Today marks the 16-year anniversary of 9/11, and as we remember those who perished and honor first responders on that day, it’s worth noting that we have not had a large-scale terrorist attack on U.S. soil since then.
From a recent discussion by property underwriters Gedion Amesias and Jeri Xu at the Swiss Re Open Minds blog:
“Since 9/11, the U.S. government and four of its allies (Five Eyes alliance) have been spending tens of billions of dollars each year on counter-terrorism. Even though it’s hard to accurately estimate, there are experts that approximate the U.S. spends around $100 billion a year on counter-terrorism efforts. Successful attacks since 9/11 have been carried out by either a lone wolf or a duo, for example the 2016 cargo truck attack in Nice by one driver, and 2013 Boston Marathon bombing by a pair of brothers. Plots that involve more people are more likely to be discovered through the surveillance of their communications, so organized large-scale plots are less likely to occur.”
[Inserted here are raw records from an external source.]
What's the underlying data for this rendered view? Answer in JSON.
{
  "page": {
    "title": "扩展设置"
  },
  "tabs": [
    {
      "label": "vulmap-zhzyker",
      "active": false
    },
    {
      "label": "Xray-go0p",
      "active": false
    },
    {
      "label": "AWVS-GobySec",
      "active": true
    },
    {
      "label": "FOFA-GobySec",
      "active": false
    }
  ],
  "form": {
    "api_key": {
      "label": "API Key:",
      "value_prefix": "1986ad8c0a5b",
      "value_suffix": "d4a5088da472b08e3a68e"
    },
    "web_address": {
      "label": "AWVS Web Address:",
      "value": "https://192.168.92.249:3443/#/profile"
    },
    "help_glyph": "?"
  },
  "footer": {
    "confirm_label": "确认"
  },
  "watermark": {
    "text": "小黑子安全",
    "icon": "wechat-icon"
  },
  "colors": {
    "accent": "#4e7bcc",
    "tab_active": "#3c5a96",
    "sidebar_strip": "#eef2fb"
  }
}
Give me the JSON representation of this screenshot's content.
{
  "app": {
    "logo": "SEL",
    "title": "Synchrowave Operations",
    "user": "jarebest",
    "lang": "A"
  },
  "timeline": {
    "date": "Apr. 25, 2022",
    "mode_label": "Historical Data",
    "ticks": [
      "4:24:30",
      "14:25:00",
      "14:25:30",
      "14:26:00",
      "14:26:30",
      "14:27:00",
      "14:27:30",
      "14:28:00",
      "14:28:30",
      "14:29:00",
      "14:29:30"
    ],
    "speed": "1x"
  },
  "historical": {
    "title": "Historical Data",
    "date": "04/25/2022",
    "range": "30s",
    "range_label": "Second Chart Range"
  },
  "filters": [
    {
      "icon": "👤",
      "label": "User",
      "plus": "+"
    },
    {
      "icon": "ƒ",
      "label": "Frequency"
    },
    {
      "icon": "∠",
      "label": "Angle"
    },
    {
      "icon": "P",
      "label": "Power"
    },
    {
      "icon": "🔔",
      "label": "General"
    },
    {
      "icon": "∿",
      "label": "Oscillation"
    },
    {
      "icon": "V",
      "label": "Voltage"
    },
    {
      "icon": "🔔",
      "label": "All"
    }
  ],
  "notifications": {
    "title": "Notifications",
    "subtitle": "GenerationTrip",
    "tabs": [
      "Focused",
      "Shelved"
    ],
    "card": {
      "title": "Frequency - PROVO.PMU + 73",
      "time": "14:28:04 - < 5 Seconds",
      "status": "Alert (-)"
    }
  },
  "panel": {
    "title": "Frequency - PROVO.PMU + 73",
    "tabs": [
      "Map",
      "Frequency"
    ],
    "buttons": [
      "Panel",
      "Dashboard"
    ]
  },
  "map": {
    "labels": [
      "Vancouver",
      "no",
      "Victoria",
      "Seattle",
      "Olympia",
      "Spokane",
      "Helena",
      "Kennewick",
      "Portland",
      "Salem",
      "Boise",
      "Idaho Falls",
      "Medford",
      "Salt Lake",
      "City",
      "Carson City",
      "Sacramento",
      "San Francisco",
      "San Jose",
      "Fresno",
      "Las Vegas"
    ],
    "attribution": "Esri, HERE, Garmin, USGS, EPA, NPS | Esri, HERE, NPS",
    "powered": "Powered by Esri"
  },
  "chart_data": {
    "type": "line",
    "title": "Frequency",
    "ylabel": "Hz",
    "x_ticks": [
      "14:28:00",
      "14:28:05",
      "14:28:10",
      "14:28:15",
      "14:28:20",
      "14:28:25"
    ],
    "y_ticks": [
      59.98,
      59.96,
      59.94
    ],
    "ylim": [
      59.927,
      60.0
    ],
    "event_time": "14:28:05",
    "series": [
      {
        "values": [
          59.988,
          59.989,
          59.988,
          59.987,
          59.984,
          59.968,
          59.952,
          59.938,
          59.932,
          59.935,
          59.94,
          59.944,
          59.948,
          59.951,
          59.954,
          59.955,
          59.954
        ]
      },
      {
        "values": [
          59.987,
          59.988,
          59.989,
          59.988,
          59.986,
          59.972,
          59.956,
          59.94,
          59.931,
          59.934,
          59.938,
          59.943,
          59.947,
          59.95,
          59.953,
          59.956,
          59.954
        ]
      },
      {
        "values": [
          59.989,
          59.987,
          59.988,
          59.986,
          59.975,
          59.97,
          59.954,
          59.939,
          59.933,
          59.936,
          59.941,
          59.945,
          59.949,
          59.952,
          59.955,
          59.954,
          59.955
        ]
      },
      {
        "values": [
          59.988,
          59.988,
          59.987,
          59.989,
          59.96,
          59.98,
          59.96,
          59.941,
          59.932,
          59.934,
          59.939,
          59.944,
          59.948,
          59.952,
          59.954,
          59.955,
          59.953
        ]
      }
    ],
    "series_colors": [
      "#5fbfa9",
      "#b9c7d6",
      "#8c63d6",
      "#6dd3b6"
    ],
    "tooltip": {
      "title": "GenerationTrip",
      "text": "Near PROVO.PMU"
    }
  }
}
“Terrorism insurance is effectively insurance against the failure of counter-terrorism. Because counter-terrorism efforts have increased so much post 9/11, a reasonable assumption to make is that the frequency and severity of loss from terrorism have decreased significantly.”
They conclude that underwriters need to think about how terrorists will behave going forward and how governments around the world will counteract terrorism in order to predict where and to what extent future losses may occur.
Willis Towers Watson offers insight into how insurers are responding to meet the evolving nature of terrorism.
The I.I.I. has resources on terrorism risk and insurance here.
The 9/11 attack produced insured losses of $39.4 billion (adjusted to 2009 dollars), including property, business interruption, aviation, workers compensation, life and liability claims.
The report finds that the terrorism threat facing the U.S. today is more complex and more diverse than at any time in the past nine years.
While the reportÃ¢â‚¬â„¢s authors believe mass casualty attacks involving weapons of mass destruction are now unlikely, they point to the increasingly prominent role in planning and operations that U.S. citizens and residents have played in terrorist groups. They also note the increasing growth and diversification of homegrown terrorist threats: